The high holy season has arrived. As a pastor, you'd think that I was talking about Holy Week and Easter.
As a parent of an elementary student and middle school student, I am talking about the high-stakes testing that is FSA, also known as Florida Standards Assessments. Let me just say right up front -- I am NOT a fan.
I believe this is one of those cases where the educational system could learn something from the church.
I am a product of the last generation who learned the faith via catechesis. We were given a set of questions that came with specific answers.
We studied the questions.
We studied the answers.
We were examined.
And, if we passed, we were considered members of the church in the good standing of the faith.
Then we became adults and left the church in enormous numbers.
How could that have happened?
We studied. We knew the right answers. We said the right things.
It happened because none of that was real, tangible, passionate.
It wasn't life-transforming and had little to do with following Jesus and pursuing a life after His heart.
Church became just another place of doctrine and dogma, that didn't allow for questions, for challenges, for creativity and expression.

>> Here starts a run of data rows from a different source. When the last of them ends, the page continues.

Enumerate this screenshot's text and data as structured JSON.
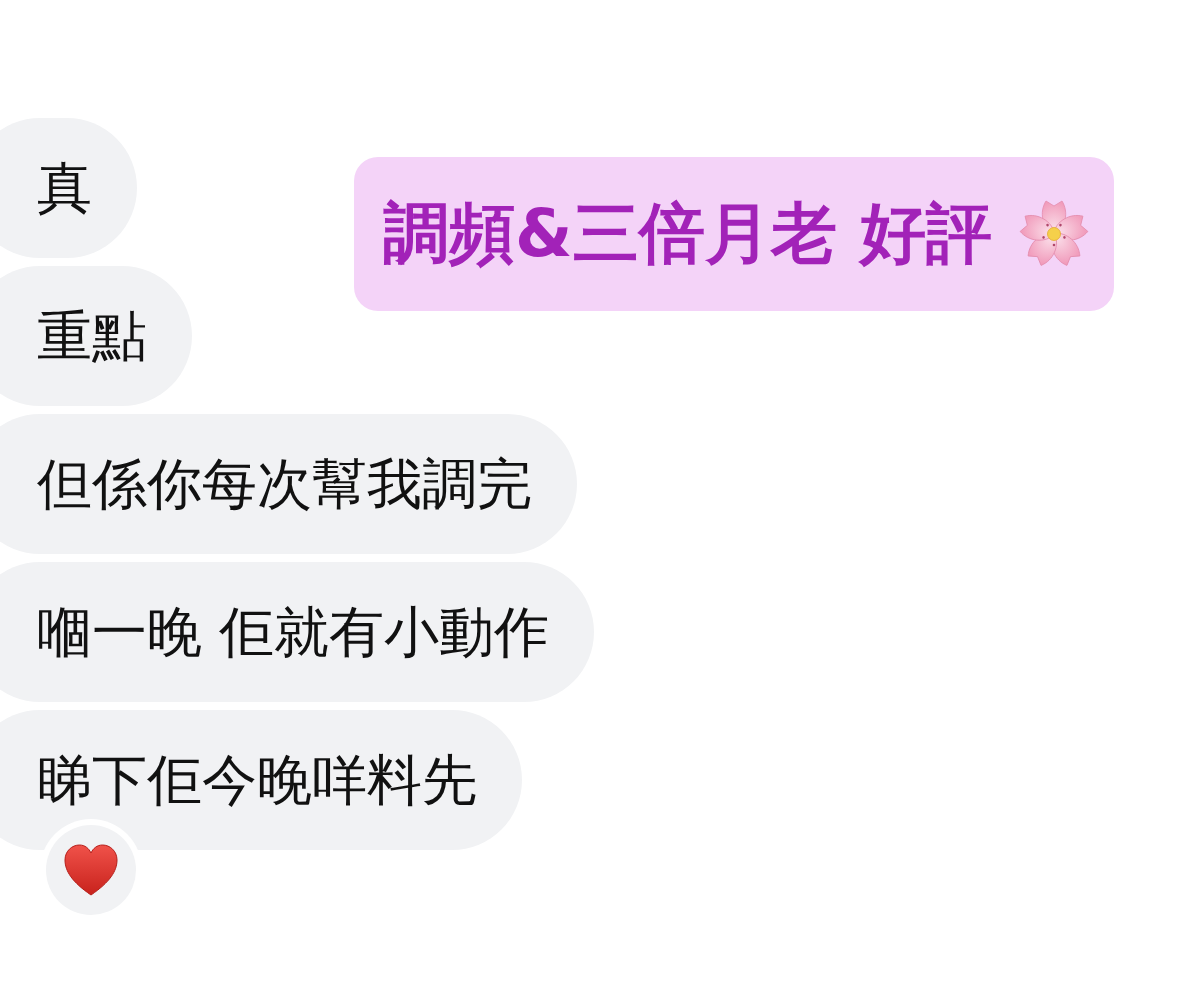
{
  "messages": [
    {
      "text": "真",
      "has_reaction": false
    },
    {
      "text": "重點",
      "has_reaction": false
    },
    {
      "text": "但係你每次幫我調完",
      "has_reaction": false
    },
    {
      "text": "嗰一晚 佢就有小動作",
      "has_reaction": false
    },
    {
      "text": "睇下佢今晚咩料先",
      "has_reaction": true
    }
  ],
  "sticker": {
    "text": "調頻&三倍月老 好評"
  }
}
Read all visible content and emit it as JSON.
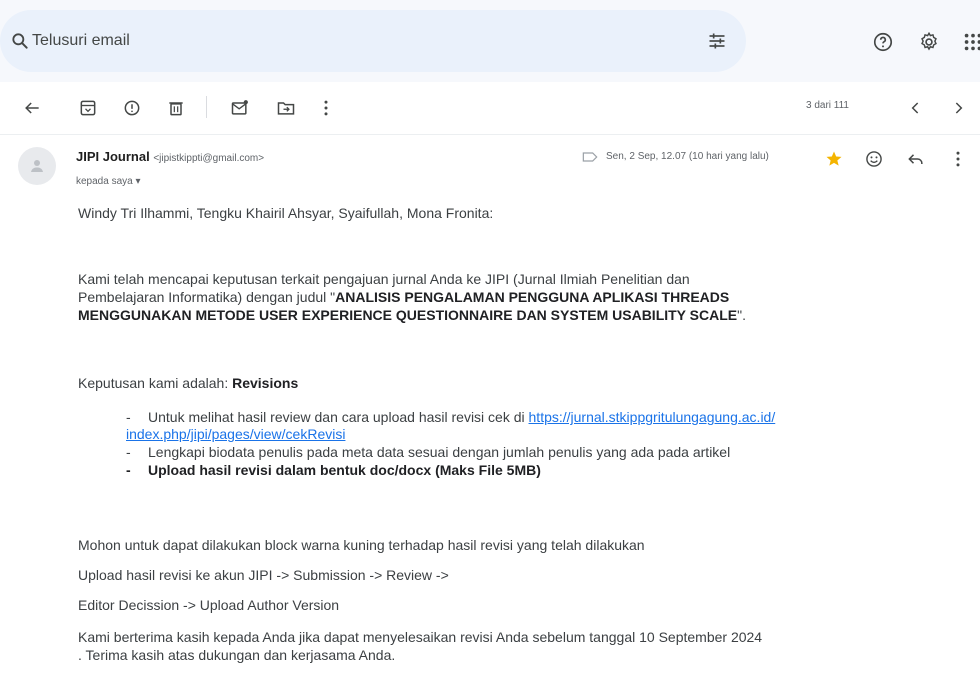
{
  "search": {
    "placeholder": "Telusuri email"
  },
  "toolbar": {
    "pager_text": "3 dari 111"
  },
  "email": {
    "sender_name": "JIPI Journal",
    "sender_email": "<jipistkippti@gmail.com>",
    "recipient": "kepada saya ▾",
    "date": "Sen, 2 Sep, 12.07 (10 hari yang lalu)",
    "greeting": "Windy Tri Ilhammi, Tengku Khairil Ahsyar, Syaifullah, Mona Fronita:",
    "para1_line1": "Kami telah mencapai keputusan terkait pengajuan jurnal Anda ke JIPI (Jurnal Ilmiah Penelitian dan",
    "para1_line2_prefix": "Pembelajaran Informatika) dengan judul \"",
    "title_line1": "ANALISIS PENGALAMAN PENGGUNA APLIKASI THREADS",
    "title_line2": "MENGGUNAKAN METODE USER EXPERIENCE QUESTIONNAIRE DAN SYSTEM USABILITY SCALE",
    "title_suffix": "\".",
    "decision_prefix": "Keputusan kami adalah: ",
    "decision_value": "Revisions",
    "bullet1_text": "Untuk melihat hasil review dan cara upload hasil revisi cek di ",
    "bullet1_link_part1": "https://jurnal.stkippgritulungagung.ac.id/",
    "bullet1_link_part2": "index.php/jipi/pages/view/cekRevisi",
    "bullet2_text": "Lengkapi biodata penulis pada meta data sesuai dengan jumlah penulis yang ada pada artikel",
    "bullet3_text": "Upload hasil revisi dalam bentuk doc/docx (Maks File 5MB)",
    "line_mohon": "Mohon untuk dapat dilakukan block warna kuning terhadap hasil revisi yang telah dilakukan",
    "line_upload": "Upload hasil revisi ke akun JIPI -> Submission -> Review ->",
    "line_editor": "Editor Decission -> Upload Author Version",
    "thanks_line1": "Kami berterima kasih kepada Anda jika dapat menyelesaikan revisi Anda sebelum tanggal 10 September 2024",
    "thanks_line2": ". Terima kasih atas dukungan dan kerjasama Anda."
  },
  "colors": {
    "search_bg": "#eaf1fb",
    "star": "#f4b400",
    "link": "#1a73e8"
  }
}
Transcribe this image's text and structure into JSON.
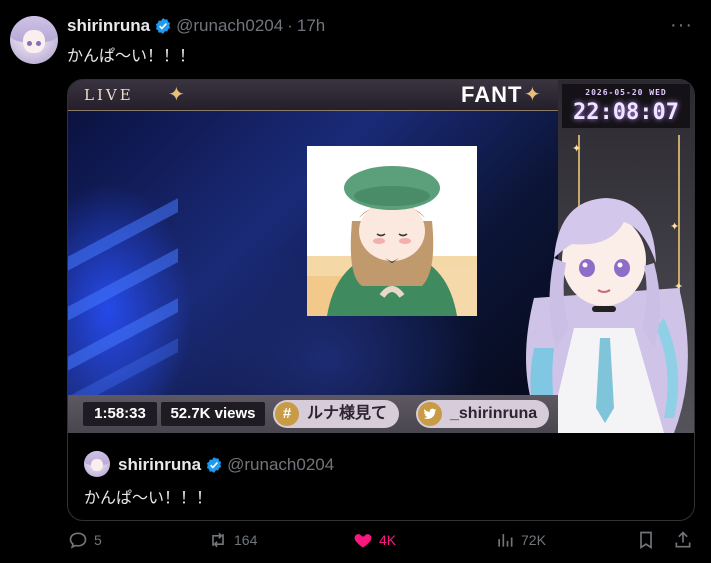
{
  "tweet": {
    "display_name": "shirinruna",
    "handle": "@runach0204",
    "separator": "·",
    "time": "17h",
    "more": "···",
    "text": "かんぱ〜い！！！"
  },
  "media": {
    "live_label": "LIVE",
    "stream_title": "FANT",
    "clock_date": "2026-05-20 WED",
    "clock_time": "22:08:07",
    "timer": "1:58:33",
    "views": "52.7K views",
    "hashtag_icon": "#",
    "hashtag": "ルナ様見て",
    "twitter_handle": "_shirinruna"
  },
  "quoted": {
    "display_name": "shirinruna",
    "handle": "@runach0204",
    "text": "かんぱ〜い！！！"
  },
  "actions": {
    "replies": "5",
    "reposts": "164",
    "likes": "4K",
    "views": "72K"
  },
  "colors": {
    "verified": "#1d9bf0",
    "like": "#f91880",
    "muted": "#71767b"
  },
  "icons": [
    "verified-badge-icon",
    "more-icon",
    "reply-icon",
    "repost-icon",
    "heart-icon",
    "views-icon",
    "bookmark-icon",
    "share-icon",
    "twitter-bird-icon"
  ]
}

That's essentially what FSA is.
We are teaching our children to take a test.
We are not teaching them to love learning.
My generation wasn't taught to love the Lord, we were taught to recite doctrine. Back then it was a numbers game -- how many people could you get into the pews and on the membership rolls. There was extraordinary pressure for pastors to compete to prove their worth.
It had so little to do with raising up disciples of Jesus and everything to do with having the largest church in town. And as soon as my generation had the freedom, many of us checked out.
Now, as I teach the next generation about our faith, I don't ask them to recite complete chapters of books of the Bible or to answer all 107 (that's the shorter one) questions of the catechism.
Instead, I take them with me into our local community to serve the poor, to visit the sick, to feed the hungry.
I invite them to experience Christ, to know that they are loved by the Creator of the world, and that even though they are going to make some wrong and sometimes painful decisions in this life, they are redeemable and worthy of salvation.
I don't want Jesus to be some theory, some answer to a test.
I want Jesus to be very real, very much alive to the next generation.
Here's the deal: I absolutely believe my son should know how to and be able to read. I also happen to believe my daughter should have a rock-solid foundation in math and science -- particularly since she plans on being a doctor.
What I want more than that is for them to want it for themselves, to be excited about it, and desire it and seek it out.
That kind of passion is created when they are engaged, when they can see in a hands-on way the opportunities that are going to be open to them because they can read, because they have concrete math and science skills that are applicable and useful in the real world.
Right now all they know is how to take a test and if they don't do well they fail, their teacher fails, and their school fails. That kind of pressure doesn't foster a love of learning, it breeds resentment that leads to a departure from the very heart of what is trying to be accomplished. The church tried this approach a generation ago and guess what?
We failed. At least that's what the data shows.
The Rev. Hope Lee, lead pastor of Kirkwood Presbyterian Church and The Well, can be reached at 941-794-6229, email@example.com or biggreenchurch.org. Faith Matters is a regular feature of Saturday's Herald written by local clergy members.